Artists have tried to work across the border in Cyprus before. Manifesta, the “European biennial,” tried back in the 2000s. They didn’t pull it off – they opened a project space in Berlin instead. It’s interesting to hear that now, an ambitious cultural project is going through.
If anything, it’s maybe gotten worse now, with the political situation in Turkey. When we proposed the project to the Italian cultural council, they funded it, but then we still didn’t have the okay from the United Nations. The Italian ambassador helped to mediate, and we partnered with Greek and Turkish organizations. When we got the okay, I couldn’t believe it. There were several times when we were building it that I thought, “Well, we have to stop the construction.” With the right-wing government on the Turkish side, they didn’t want to do it, and during Covid they wanted to take it down again. But now finally it’s built!
Filmmakers and artists from the north and the south will form a board to think about how to run the space in the future, and I have invited them to show their works when I screen my film there, so it will be a little festival. We will also involve young filmmakers and children in workshops. It should be a space for schools, for everyone. There are communities that cannot cross into the border zone, for example refugees from Syria living there, so now we have to create a sort of artist visa system that allows access, so you can go watch your film.
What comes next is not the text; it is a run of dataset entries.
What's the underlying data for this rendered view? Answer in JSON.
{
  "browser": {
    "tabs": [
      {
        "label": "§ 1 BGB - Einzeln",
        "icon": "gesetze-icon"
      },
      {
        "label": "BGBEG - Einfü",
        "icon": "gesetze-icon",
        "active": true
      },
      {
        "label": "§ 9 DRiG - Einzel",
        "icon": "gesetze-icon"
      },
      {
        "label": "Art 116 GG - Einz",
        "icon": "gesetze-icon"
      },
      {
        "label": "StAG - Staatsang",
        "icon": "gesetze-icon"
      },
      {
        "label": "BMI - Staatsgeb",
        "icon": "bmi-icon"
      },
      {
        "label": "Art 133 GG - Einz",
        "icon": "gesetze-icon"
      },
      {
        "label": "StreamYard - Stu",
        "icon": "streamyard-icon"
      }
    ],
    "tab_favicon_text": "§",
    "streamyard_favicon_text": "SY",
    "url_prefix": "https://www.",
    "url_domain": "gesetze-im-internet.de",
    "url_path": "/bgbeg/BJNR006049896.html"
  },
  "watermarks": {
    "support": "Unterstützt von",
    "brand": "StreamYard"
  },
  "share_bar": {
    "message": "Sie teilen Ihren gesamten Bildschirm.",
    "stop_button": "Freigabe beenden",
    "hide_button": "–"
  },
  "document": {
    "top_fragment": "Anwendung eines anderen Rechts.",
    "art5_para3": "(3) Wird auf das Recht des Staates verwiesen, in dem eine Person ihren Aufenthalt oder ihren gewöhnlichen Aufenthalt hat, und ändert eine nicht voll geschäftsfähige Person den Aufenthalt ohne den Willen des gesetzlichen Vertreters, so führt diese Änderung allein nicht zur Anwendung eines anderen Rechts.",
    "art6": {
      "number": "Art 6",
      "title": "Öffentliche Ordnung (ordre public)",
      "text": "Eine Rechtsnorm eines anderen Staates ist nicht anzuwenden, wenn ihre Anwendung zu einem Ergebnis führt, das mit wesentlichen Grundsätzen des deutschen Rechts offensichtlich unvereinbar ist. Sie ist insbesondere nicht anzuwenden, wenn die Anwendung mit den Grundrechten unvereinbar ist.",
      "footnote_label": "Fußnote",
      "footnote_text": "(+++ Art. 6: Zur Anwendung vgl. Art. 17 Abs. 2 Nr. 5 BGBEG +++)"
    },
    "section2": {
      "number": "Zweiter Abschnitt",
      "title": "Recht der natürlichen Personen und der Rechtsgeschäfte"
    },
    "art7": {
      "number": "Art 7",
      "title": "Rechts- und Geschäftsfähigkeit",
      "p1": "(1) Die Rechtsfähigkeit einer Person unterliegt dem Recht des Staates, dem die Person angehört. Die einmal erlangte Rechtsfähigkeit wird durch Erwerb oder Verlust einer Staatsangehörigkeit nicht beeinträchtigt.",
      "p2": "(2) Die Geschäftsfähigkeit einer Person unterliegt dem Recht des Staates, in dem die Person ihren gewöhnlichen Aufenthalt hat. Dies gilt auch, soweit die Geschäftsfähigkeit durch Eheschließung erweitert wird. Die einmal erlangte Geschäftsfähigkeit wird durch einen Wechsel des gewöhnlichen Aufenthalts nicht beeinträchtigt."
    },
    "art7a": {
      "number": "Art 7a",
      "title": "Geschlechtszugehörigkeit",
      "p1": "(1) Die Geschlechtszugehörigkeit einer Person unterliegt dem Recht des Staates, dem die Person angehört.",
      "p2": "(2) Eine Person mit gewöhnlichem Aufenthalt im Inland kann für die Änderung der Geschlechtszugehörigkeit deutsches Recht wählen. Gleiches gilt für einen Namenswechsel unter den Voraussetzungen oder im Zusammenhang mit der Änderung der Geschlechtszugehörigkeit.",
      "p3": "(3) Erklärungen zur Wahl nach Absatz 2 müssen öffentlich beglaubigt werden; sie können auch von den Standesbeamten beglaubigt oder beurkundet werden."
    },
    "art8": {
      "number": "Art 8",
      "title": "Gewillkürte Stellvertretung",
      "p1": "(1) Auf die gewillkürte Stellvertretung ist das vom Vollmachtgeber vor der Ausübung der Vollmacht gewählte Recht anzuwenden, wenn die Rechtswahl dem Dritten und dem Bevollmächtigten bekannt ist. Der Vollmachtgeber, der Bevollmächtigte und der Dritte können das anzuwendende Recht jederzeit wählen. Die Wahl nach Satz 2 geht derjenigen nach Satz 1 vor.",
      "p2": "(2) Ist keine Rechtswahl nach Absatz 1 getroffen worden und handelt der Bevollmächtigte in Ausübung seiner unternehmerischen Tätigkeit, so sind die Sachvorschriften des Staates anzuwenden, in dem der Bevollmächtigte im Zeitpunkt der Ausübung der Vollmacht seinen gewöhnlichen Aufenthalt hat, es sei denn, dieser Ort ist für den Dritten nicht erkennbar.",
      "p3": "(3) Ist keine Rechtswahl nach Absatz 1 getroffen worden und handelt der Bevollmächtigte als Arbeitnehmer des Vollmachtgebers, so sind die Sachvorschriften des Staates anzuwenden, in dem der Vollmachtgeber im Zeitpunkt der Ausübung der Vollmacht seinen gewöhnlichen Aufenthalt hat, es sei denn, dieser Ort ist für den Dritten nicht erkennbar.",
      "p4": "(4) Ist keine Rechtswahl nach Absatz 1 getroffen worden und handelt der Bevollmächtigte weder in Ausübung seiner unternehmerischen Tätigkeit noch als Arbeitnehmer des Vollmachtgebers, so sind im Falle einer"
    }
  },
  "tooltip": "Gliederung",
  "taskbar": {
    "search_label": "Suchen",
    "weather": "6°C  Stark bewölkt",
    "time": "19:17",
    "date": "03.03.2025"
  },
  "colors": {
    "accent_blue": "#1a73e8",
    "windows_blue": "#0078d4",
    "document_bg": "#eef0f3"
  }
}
What was super beautiful in the meetings with the UN and all the representatives was that at some point they just said, “Look, what we have learned here since the 1970s, as artists, is that the only way is to make little changes.”
How do you connect this upcoming project to what you’re showing this month in Berlin?
Of course, in Cyprus, the project is sitting in a border zone, in a contested space, and so it has a more directly political positioning. But I always try to turn and move perspectives in my films, and I see this as something fundamentally political, too. However explicitly, shifting narratives brings certain things to the foreground, puts them in a new light.
- InterviewVictoria Camblin